FTX: figures for a historic fall
US platform FTX has collapsed like a house of cards. A look back at a scandal that will leave its mark on the crypto industry.
"Indescribable", "unimaginable"... For the past week, people have been searching for words to describe the fall of FTX, which was until now one of the three leading crypto exchange platforms on the planet. While all the elements of this affair are not yet known (we're working on them), some figures help to take the measure of the event.
That's how long it took FTX to go bankrupt. It all started on 6 November when Binance boss "CZ" announced on Twitter that he was going to sell just over $500 million worth of FTT, the US platform's token largely owned by Alameda Research, another company controlled by... Sam Bankman-Fried.
In less than 48 hours, the price of the FTT token plummeted and withdrawals from FTX exploded, revealing SBF's accounting and financial manipulations. Instead of having a reserve of several billion dollars, FTX had nothing in the bank. On 11 November the company, which is also regulated in the Bahamas, filed for bankruptcy in the United States.
That's the "hole" reportedly in FTX's coffers. The exchange was supposed to have just over $10 billion in reserves, corresponding to its customers' assets. During our interview with SBF at the end of October, we asked him about FTX's financial health and the young billionaire explained that everything was "fine".
However, according to the latest information, FTX only has just over $1 billion in reserves, part of which has been siphoned off in recent days as part of a hack carried out by a member of... FTX.
1 million customers
That's the number of customers reportedly affected by the affair. For just over a week, no one has been able to withdraw funds from FTX. The site is no longer available. To prevent what little money is left from being recouped by SBF and some of its relatives, the other players in the sector have frozen the addresses linked to the American platform.
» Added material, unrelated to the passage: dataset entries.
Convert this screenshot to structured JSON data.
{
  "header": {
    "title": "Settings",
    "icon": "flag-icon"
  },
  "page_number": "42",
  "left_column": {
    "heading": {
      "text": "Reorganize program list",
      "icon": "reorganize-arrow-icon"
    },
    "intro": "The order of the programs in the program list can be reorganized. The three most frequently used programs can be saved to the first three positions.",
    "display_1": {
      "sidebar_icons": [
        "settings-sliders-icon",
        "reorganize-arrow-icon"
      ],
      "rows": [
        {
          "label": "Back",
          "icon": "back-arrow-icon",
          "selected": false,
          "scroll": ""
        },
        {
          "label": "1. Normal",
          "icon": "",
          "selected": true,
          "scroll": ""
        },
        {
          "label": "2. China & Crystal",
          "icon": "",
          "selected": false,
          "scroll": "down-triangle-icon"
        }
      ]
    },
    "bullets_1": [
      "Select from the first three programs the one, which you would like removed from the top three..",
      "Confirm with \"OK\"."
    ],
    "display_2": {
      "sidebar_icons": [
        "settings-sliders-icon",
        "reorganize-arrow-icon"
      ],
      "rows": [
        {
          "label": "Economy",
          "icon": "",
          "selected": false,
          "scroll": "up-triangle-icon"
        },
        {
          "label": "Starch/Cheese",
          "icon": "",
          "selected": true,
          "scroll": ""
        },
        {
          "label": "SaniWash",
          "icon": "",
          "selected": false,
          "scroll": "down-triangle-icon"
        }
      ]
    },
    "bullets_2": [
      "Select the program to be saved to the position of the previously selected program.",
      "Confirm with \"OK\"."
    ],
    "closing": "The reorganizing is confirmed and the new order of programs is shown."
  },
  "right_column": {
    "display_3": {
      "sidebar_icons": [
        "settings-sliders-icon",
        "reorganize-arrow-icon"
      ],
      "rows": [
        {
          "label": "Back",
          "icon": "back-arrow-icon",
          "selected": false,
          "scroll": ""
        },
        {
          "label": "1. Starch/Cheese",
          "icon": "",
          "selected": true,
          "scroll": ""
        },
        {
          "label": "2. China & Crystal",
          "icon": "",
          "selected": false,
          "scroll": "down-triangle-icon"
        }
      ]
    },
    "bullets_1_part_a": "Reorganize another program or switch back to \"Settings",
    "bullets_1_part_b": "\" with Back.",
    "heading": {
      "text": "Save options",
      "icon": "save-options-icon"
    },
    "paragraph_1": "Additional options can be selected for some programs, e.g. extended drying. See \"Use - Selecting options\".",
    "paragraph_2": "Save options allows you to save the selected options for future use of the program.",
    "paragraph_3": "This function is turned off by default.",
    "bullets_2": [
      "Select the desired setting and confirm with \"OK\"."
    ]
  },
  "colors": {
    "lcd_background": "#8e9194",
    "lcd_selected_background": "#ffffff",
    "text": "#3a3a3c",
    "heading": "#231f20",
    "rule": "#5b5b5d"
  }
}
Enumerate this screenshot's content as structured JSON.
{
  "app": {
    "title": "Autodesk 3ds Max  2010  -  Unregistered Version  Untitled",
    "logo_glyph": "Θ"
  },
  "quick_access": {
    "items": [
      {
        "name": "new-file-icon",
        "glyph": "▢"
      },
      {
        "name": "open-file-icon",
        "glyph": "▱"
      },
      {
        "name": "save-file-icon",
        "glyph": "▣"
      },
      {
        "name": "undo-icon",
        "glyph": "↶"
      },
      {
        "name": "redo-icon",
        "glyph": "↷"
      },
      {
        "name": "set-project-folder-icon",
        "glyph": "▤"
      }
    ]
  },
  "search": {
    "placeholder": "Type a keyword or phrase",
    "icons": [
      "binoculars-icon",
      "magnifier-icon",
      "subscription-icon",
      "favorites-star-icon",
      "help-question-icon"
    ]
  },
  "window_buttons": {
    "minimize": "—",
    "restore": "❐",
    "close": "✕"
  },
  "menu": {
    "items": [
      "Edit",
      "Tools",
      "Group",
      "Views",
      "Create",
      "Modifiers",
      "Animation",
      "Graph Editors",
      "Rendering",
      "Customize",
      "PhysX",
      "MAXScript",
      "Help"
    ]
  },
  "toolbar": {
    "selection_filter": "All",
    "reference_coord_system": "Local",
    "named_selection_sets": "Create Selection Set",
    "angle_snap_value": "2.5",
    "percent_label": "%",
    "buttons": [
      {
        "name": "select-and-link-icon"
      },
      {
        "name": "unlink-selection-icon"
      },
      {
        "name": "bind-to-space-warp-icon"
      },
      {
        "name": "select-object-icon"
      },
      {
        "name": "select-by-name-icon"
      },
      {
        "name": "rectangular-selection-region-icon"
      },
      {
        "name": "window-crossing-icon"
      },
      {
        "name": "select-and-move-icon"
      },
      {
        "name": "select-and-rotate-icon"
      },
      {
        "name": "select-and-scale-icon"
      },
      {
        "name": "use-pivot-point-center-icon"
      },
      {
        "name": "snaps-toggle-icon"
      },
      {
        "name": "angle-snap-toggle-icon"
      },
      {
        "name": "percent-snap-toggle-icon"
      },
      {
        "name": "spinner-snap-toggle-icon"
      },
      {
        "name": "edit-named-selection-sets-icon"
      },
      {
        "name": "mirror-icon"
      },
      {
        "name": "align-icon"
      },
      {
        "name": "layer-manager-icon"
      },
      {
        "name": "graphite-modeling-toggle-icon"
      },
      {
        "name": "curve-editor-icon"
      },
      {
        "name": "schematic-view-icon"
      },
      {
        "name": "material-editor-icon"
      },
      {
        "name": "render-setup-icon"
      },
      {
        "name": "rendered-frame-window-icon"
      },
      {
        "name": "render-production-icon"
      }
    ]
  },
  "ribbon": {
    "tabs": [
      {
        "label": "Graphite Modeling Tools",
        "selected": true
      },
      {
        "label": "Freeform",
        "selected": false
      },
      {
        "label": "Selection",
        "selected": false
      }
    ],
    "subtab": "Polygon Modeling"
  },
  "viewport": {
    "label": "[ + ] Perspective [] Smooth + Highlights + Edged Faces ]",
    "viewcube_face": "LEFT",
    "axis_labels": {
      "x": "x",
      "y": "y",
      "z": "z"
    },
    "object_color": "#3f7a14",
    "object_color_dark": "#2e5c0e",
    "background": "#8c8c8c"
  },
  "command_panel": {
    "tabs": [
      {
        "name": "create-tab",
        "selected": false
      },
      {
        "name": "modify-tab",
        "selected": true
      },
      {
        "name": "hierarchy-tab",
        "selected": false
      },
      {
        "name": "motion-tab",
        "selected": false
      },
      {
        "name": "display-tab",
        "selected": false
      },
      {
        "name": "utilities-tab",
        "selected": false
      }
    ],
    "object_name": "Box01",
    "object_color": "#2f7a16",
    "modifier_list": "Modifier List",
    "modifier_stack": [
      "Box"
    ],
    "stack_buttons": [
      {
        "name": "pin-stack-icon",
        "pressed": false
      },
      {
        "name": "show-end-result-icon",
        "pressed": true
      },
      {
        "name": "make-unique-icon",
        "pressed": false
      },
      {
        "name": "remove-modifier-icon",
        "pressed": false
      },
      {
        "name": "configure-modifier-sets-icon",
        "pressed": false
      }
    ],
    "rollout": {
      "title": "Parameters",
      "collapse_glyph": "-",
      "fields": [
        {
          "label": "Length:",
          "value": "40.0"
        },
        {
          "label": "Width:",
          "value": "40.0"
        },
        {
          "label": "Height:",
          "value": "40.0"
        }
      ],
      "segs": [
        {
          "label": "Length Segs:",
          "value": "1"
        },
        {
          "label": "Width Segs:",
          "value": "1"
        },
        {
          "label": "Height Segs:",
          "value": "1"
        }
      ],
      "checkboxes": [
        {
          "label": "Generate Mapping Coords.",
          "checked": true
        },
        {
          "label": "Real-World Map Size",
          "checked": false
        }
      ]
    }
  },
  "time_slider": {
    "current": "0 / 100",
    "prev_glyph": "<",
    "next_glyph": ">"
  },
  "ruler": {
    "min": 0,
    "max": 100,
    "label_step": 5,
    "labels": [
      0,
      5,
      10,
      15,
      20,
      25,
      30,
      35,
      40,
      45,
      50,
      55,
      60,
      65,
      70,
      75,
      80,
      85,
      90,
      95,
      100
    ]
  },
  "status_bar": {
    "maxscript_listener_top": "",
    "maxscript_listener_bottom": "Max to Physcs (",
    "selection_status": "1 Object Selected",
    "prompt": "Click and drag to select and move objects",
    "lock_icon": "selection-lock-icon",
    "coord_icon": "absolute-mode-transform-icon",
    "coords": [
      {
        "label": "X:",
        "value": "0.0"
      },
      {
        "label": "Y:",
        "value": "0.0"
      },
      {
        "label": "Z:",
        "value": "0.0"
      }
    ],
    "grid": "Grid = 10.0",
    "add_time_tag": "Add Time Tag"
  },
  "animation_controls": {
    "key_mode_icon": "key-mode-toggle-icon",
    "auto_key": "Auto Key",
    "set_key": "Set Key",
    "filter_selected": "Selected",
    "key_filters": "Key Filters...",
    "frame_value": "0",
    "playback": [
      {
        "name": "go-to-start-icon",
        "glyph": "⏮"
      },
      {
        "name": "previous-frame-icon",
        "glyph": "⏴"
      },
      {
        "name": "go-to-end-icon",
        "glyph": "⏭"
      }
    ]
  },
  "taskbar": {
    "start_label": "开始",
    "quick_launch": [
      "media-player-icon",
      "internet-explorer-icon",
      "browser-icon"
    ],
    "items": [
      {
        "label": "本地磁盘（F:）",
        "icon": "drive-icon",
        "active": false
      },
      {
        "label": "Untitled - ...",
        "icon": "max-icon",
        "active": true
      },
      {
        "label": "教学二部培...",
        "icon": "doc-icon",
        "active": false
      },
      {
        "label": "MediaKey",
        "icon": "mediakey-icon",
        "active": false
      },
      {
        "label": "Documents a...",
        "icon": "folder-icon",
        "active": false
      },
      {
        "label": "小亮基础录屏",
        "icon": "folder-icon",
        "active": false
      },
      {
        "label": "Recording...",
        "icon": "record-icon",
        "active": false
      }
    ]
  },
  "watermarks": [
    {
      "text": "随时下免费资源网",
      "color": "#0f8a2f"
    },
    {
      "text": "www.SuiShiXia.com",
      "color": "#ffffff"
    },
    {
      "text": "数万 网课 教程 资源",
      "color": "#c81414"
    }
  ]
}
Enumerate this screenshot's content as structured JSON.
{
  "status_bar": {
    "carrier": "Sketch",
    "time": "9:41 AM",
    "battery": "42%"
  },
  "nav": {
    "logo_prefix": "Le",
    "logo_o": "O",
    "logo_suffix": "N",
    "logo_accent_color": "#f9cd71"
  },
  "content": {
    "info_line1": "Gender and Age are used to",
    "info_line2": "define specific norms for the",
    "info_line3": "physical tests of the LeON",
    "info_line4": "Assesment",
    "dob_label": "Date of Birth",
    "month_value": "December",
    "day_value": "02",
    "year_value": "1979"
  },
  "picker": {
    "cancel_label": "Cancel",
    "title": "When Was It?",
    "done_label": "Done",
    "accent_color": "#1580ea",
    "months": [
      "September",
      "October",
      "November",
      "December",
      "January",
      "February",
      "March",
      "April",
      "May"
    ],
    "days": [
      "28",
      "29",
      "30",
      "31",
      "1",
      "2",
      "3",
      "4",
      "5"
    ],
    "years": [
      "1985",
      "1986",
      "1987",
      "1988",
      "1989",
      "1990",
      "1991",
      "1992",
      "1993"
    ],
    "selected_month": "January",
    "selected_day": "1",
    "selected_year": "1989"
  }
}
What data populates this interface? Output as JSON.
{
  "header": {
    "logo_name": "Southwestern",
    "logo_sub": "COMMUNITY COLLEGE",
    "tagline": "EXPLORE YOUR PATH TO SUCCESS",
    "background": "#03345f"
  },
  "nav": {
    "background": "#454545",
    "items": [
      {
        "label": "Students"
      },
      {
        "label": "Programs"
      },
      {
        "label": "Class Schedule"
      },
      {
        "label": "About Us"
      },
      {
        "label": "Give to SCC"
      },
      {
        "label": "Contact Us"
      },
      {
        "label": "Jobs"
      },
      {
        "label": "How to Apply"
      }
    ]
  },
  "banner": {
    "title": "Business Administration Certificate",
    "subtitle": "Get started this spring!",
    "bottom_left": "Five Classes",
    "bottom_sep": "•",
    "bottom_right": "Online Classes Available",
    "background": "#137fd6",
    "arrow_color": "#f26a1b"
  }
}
32 billion dollars
That was the value of FTX just a few weeks ago. At that level, it's more than a European bank like Societe Generale or Barclays. Since its creation in 2019, the platform has raised almost $2 billion - almost $1 billion in 2022 alone - from dozens of investors, including giants such as Sequoia and SoftBank. Today those investments are worthless.
The fall of FTX and the platform's importance in the sector has sent shockwaves. Last week, bitcoin briefly fell below $16,000, a level it had not reached since mid-2020, and the markets lost $200 billion out of a total of just over $1 trillion.